— Problem to work on —
Write the listing out once more, with every line exactly as it stands.

----------

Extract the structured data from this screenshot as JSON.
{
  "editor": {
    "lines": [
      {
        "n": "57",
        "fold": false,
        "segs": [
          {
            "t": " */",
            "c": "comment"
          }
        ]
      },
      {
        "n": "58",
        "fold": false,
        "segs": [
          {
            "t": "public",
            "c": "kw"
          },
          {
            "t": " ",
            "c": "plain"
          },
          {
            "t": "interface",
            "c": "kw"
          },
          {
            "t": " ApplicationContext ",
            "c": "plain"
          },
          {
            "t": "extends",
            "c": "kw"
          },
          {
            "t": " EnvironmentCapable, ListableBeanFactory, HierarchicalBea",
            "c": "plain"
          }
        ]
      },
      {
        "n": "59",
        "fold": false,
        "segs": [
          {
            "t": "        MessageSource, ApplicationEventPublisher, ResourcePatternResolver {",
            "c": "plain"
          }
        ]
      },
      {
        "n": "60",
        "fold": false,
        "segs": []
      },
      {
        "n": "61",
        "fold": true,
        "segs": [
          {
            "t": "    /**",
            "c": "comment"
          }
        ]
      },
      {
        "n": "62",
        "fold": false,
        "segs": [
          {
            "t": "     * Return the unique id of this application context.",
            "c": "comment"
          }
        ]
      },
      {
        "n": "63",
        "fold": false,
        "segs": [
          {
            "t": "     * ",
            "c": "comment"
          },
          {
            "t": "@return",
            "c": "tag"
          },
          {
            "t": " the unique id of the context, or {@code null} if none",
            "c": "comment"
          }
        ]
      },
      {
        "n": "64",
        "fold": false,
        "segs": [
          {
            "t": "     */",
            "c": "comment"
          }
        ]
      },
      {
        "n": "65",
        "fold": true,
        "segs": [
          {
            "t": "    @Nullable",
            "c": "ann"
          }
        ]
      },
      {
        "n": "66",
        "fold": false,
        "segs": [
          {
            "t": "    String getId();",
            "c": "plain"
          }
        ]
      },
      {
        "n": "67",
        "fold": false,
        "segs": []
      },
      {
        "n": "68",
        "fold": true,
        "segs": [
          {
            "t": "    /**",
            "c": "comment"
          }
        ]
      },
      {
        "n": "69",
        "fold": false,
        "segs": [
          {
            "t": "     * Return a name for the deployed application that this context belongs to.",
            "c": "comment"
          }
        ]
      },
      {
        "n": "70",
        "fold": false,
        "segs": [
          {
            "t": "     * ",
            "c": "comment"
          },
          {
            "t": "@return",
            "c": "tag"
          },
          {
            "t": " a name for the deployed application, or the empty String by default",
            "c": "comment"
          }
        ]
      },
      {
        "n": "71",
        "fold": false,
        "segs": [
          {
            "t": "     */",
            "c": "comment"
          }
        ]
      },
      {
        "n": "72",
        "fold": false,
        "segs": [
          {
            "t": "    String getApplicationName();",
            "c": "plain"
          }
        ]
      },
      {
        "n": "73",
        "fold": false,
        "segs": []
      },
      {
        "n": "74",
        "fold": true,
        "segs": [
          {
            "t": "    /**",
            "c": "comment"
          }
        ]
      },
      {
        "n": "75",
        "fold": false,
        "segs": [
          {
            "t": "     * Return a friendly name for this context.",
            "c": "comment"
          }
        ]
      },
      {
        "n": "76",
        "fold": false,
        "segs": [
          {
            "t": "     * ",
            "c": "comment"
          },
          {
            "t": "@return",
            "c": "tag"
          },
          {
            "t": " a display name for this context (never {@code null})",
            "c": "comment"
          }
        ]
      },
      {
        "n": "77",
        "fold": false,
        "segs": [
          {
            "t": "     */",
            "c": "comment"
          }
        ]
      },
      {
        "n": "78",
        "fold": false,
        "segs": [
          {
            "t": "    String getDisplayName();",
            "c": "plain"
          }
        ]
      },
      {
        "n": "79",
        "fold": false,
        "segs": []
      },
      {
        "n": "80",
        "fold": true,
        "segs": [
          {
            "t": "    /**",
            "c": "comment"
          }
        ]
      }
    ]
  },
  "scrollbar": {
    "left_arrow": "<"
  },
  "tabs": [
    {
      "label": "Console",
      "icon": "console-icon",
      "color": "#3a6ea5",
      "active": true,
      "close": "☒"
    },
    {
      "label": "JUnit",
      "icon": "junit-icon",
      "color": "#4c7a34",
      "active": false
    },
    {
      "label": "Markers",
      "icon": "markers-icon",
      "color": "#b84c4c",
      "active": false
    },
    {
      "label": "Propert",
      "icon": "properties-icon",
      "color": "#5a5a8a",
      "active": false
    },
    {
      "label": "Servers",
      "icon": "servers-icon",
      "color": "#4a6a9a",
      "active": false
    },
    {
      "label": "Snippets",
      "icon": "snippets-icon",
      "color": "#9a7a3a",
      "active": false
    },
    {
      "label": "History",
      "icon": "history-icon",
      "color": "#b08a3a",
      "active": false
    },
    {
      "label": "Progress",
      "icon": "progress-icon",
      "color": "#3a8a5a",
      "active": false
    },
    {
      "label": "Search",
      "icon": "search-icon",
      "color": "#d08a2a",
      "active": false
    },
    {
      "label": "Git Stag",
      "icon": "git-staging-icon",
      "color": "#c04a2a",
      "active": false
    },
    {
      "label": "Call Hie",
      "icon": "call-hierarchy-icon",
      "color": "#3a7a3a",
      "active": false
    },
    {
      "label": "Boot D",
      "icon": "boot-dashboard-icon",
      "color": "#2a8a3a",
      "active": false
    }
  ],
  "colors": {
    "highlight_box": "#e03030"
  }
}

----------

— Solution to this problem —
Extract the structured data from this screenshot as JSON.
{
  "editor": {
    "lines": [
      {
        "n": "57",
        "fold": false,
        "segs": [
          {
            "t": " */",
            "c": "comment"
          }
        ]
      },
      {
        "n": "58",
        "fold": false,
        "segs": [
          {
            "t": "public",
            "c": "kw"
          },
          {
            "t": " ",
            "c": "plain"
          },
          {
            "t": "interface",
            "c": "kw"
          },
          {
            "t": " ApplicationContext ",
            "c": "plain"
          },
          {
            "t": "extends",
            "c": "kw"
          },
          {
            "t": " EnvironmentCapable, ListableBeanFactory, HierarchicalBea",
            "c": "plain"
          }
        ]
      },
      {
        "n": "59",
        "fold": false,
        "segs": [
          {
            "t": "        MessageSource, ApplicationEventPublisher, ResourcePatternResolver {",
            "c": "plain"
          }
        ]
      },
      {
        "n": "60",
        "fold": false,
        "segs": []
      },
      {
        "n": "61",
        "fold": true,
        "segs": [
          {
            "t": "    /**",
            "c": "comment"
          }
        ]
      },
      {
        "n": "62",
        "fold": false,
        "segs": [
          {
            "t": "     * Return the unique id of this application context.",
            "c": "comment"
          }
        ]
      },
      {
        "n": "63",
        "fold": false,
        "segs": [
          {
            "t": "     * ",
            "c": "comment"
          },
          {
            "t": "@return",
            "c": "tag"
          },
          {
            "t": " the unique id of the context, or {@code null} if none",
            "c": "comment"
          }
        ]
      },
      {
        "n": "64",
        "fold": false,
        "segs": [
          {
            "t": "     */",
            "c": "comment"
          }
        ]
      },
      {
        "n": "65",
        "fold": true,
        "segs": [
          {
            "t": "    @Nullable",
            "c": "ann"
          }
        ]
      },
      {
        "n": "66",
        "fold": false,
        "segs": [
          {
            "t": "    String getId();",
            "c": "plain"
          }
        ]
      },
      {
        "n": "67",
        "fold": false,
        "segs": []
      },
      {
        "n": "68",
        "fold": true,
        "segs": [
          {
            "t": "    /**",
            "c": "comment"
          }
        ]
      },
      {
        "n": "69",
        "fold": false,
        "segs": [
          {
            "t": "     * Return a name for the deployed application that this context belongs to.",
            "c": "comment"
          }
        ]
      },
      {
        "n": "70",
        "fold": false,
        "segs": [
          {
            "t": "     * ",
            "c": "comment"
          },
          {
            "t": "@return",
            "c": "tag"
          },
          {
            "t": " a name for the deployed application, or the empty String by default",
            "c": "comment"
          }
        ]
      },
      {
        "n": "71",
        "fold": false,
        "segs": [
          {
            "t": "     */",
            "c": "comment"
          }
        ]
      },
      {
        "n": "72",
        "fold": false,
        "segs": [
          {
            "t": "    String getApplicationName();",
            "c": "plain"
          }
        ]
      },
      {
        "n": "73",
        "fold": false,
        "segs": []
      },
      {
        "n": "74",
        "fold": true,
        "segs": [
          {
            "t": "    /**",
            "c": "comment"
          }
        ]
      },
      {
        "n": "75",
        "fold": false,
        "segs": [
          {
            "t": "     * Return a friendly name for this context.",
            "c": "comment"
          }
        ]
      },
      {
        "n": "76",
        "fold": false,
        "segs": [
          {
            "t": "     * ",
            "c": "comment"
          },
          {
            "t": "@return",
            "c": "tag"
          },
          {
            "t": " a display name for this context (never {@code null})",
            "c": "comment"
          }
        ]
      },
      {
        "n": "77",
        "fold": false,
        "segs": [
          {
            "t": "     */",
            "c": "comment"
          }
        ]
      },
      {
        "n": "78",
        "fold": false,
        "segs": [
          {
            "t": "    String getDisplayName();",
            "c": "plain"
          }
        ]
      },
      {
        "n": "79",
        "fold": false,
        "segs": []
      },
      {
        "n": "80",
        "fold": true,
        "segs": [
          {
            "t": "    /**",
            "c": "comment"
          }
        ]
      }
    ]
  },
  "scrollbar": {
    "left_arrow": "<"
  },
  "tabs": [
    {
      "label": "Console",
      "icon": "console-icon",
      "color": "#3a6ea5",
      "active": true,
      "close": "☒"
    },
    {
      "label": "JUnit",
      "icon": "junit-icon",
      "color": "#4c7a34",
      "active": false
    },
    {
      "label": "Markers",
      "icon": "markers-icon",
      "color": "#b84c4c",
      "active": false
    },
    {
      "label": "Propert",
      "icon": "properties-icon",
      "color": "#5a5a8a",
      "active": false
    },
    {
      "label": "Servers",
      "icon": "servers-icon",
      "color": "#4a6a9a",
      "active": false
    },
    {
      "label": "Snippets",
      "icon": "snippets-icon",
      "color": "#9a7a3a",
      "active": false
    },
    {
      "label": "History",
      "icon": "history-icon",
      "color": "#b08a3a",
      "active": false
    },
    {
      "label": "Progress",
      "icon": "progress-icon",
      "color": "#3a8a5a",
      "active": false
    },
    {
      "label": "Search",
      "icon": "search-icon",
      "color": "#d08a2a",
      "active": false
    },
    {
      "label": "Git Stag",
      "icon": "git-staging-icon",
      "color": "#c04a2a",
      "active": false
    },
    {
      "label": "Call Hie",
      "icon": "call-hierarchy-icon",
      "color": "#3a7a3a",
      "active": false
    },
    {
      "label": "Boot D",
      "icon": "boot-dashboard-icon",
      "color": "#2a8a3a",
      "active": false
    }
  ],
  "colors": {
    "highlight_box": "#e03030"
  }
}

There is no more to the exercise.